A favorite teaching practice of many rabbis was the art of allegory. All of the most famous rabbis were masters of this practice, and of course Jesus and Paul are no exceptions. Paul used this technique often in his letters and knowing this is important to interpretation. However, what happens when a master like Paul blends solid teaching about salvation and an allegory that would make perfect sense to his original audience? We miss it, that’s what. Let’s look at something that could possibly be underlying Paul’s teachings on slavery.
This is the third part of my commentary on Mark 12 as we look at this chapter in its original context. We are asking the question, “what did this passage of scripture mean to its original hearers?” and it is transformative to our understanding for certain. Be sure to see the other parts of this commentary too as each builds on the previous.
This week my Tuesday night Bible class, The Jewish Context of the Bible, was on the Romans. You can find the audio online at the website of Prestoncrest Church of Christ and also on my Audio Lessons page (along with the handout).
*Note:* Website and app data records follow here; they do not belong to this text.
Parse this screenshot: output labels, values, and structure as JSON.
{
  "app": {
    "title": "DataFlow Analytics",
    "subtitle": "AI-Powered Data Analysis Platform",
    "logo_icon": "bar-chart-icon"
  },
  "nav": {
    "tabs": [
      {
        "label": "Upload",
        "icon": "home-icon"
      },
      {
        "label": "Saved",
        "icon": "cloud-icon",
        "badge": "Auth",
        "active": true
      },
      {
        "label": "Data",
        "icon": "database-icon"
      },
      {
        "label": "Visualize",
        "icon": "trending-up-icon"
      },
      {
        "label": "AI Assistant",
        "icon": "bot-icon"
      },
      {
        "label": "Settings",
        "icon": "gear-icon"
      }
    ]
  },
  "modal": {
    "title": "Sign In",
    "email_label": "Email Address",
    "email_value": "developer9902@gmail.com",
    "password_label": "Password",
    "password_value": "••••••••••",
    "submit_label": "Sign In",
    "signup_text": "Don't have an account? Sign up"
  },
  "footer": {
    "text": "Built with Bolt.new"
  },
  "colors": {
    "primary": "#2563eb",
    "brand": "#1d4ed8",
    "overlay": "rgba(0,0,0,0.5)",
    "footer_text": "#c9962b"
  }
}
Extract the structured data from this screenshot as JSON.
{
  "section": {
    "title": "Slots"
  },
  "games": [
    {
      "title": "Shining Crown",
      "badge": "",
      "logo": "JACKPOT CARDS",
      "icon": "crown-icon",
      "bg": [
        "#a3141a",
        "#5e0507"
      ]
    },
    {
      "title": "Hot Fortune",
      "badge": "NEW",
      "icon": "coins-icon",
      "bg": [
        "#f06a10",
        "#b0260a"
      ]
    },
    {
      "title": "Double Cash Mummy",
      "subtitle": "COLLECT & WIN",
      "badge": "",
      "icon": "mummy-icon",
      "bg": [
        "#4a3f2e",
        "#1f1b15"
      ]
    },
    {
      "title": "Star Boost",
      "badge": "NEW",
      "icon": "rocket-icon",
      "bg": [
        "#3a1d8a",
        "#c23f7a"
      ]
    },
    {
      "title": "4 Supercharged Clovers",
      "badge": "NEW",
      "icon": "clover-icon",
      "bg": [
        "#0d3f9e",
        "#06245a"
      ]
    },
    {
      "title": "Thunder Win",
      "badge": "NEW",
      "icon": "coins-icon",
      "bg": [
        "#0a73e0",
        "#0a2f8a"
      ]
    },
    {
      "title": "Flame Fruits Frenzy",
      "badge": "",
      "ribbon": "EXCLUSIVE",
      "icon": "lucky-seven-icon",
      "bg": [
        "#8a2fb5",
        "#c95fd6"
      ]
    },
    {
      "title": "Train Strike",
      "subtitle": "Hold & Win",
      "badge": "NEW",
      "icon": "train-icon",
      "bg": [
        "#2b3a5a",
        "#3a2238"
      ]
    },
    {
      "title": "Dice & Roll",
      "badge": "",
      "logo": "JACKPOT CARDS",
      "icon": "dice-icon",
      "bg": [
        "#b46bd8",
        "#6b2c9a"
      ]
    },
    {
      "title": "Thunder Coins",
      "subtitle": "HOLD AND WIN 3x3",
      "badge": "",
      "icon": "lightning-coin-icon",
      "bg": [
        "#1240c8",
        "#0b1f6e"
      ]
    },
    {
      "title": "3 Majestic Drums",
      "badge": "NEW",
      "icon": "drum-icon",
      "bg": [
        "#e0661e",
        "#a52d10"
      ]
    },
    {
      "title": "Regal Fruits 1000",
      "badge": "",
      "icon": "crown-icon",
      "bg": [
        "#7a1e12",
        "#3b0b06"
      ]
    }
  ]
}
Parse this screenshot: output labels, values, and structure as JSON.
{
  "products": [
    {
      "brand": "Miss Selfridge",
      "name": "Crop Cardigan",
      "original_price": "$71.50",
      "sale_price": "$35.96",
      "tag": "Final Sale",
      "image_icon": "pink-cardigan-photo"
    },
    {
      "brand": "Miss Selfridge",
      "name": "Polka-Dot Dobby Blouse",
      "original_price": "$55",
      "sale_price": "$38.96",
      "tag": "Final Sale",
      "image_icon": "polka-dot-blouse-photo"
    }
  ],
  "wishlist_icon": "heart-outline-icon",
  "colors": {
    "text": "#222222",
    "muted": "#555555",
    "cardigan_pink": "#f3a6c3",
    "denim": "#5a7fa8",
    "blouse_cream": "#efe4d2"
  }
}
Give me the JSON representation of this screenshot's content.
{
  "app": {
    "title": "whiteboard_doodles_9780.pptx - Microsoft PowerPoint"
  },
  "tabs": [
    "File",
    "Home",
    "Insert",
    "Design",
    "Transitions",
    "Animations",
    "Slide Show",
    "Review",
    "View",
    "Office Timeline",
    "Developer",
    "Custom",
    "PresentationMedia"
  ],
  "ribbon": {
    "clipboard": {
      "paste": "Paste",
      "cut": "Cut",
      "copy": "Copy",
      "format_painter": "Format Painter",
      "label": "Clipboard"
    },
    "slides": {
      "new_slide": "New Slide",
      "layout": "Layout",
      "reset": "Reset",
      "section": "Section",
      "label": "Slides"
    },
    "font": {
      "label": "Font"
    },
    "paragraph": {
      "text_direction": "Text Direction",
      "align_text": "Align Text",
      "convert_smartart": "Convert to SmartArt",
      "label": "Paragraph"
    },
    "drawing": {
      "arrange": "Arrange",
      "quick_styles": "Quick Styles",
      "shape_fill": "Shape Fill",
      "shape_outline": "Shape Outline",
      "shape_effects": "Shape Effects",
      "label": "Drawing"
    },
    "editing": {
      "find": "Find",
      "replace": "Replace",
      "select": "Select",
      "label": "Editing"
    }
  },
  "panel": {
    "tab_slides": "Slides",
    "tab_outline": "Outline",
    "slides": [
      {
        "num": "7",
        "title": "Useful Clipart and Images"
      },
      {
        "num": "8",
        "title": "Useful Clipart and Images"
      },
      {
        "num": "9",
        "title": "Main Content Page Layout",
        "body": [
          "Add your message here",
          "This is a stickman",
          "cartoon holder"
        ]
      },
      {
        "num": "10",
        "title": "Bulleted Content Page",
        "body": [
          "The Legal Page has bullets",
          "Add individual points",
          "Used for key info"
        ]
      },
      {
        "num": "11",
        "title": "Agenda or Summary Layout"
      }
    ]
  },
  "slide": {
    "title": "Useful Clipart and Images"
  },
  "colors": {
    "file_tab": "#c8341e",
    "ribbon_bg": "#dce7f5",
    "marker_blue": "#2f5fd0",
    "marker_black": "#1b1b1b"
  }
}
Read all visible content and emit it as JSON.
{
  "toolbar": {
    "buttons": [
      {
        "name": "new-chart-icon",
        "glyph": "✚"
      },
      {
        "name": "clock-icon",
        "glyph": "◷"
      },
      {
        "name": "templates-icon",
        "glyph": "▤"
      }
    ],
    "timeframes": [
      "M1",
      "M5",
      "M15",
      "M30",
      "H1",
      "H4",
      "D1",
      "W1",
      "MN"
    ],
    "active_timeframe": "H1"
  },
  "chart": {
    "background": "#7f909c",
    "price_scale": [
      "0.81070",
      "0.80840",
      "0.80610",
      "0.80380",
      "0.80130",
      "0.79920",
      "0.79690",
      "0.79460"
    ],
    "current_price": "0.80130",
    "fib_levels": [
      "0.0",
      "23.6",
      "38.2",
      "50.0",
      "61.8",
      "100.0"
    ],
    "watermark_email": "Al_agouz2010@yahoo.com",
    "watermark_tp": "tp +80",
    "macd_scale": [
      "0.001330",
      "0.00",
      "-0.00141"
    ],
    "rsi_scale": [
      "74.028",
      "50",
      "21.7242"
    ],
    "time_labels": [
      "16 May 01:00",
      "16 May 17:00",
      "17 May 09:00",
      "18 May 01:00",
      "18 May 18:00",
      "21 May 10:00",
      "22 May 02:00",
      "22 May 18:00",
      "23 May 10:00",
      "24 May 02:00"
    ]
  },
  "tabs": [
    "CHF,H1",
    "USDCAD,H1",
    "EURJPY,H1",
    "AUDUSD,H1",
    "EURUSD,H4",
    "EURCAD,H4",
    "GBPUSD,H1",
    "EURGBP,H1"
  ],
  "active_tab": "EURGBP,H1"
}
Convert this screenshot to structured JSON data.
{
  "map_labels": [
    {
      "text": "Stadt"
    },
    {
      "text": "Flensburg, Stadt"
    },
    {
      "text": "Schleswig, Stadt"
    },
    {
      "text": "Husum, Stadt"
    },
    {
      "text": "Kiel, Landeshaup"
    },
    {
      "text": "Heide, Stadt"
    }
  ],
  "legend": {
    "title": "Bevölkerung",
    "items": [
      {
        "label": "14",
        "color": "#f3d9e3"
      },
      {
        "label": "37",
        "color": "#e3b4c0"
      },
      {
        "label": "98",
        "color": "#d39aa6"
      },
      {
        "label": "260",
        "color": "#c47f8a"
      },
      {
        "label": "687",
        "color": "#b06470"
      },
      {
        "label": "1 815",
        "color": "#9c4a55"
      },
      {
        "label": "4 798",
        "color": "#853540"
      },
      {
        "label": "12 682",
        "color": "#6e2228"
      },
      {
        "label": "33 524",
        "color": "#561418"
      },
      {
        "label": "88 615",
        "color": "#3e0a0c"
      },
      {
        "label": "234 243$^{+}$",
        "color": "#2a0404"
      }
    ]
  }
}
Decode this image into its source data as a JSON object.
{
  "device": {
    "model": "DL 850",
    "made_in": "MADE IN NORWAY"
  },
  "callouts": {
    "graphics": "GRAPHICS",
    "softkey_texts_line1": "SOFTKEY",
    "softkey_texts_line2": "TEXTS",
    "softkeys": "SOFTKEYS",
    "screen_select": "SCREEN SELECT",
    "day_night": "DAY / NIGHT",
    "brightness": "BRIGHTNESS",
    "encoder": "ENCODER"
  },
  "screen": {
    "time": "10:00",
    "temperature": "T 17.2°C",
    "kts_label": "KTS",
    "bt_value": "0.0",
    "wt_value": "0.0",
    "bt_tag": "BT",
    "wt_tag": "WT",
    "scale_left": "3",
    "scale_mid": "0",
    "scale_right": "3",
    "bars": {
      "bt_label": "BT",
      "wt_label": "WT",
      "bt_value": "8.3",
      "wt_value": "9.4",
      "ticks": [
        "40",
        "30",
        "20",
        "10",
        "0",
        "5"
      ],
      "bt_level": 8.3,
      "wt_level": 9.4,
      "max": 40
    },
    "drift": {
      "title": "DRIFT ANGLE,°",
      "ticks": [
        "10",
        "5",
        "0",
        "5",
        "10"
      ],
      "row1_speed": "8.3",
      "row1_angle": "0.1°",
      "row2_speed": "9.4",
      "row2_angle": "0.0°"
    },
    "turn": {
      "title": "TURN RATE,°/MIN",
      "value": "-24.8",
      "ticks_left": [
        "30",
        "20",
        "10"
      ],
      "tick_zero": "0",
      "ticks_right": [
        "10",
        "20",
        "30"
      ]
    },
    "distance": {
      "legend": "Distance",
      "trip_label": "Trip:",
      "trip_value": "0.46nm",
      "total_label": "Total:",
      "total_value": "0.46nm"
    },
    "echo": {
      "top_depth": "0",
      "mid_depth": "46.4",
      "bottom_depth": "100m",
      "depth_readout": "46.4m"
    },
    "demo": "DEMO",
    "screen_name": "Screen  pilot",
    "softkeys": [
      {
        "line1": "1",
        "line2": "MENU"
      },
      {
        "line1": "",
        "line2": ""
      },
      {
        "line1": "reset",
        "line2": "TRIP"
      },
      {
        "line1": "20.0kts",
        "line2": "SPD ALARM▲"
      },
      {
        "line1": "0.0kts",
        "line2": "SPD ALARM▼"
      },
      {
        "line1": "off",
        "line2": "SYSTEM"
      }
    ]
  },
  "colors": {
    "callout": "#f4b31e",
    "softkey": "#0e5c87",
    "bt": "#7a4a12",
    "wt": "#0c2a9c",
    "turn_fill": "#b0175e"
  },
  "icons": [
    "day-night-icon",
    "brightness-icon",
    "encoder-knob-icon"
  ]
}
In the lesson we talked about Roman history and how the evolution of the Roman Triumphal Procession became a powerful symbol for the believers in Rome who Mark was writing1. I’d like to go a bit deeper into one particular aspect of the Markan crucifixion narrative now with a short study on a brutal game that Roman soldiers played, likely with Jesus as their target.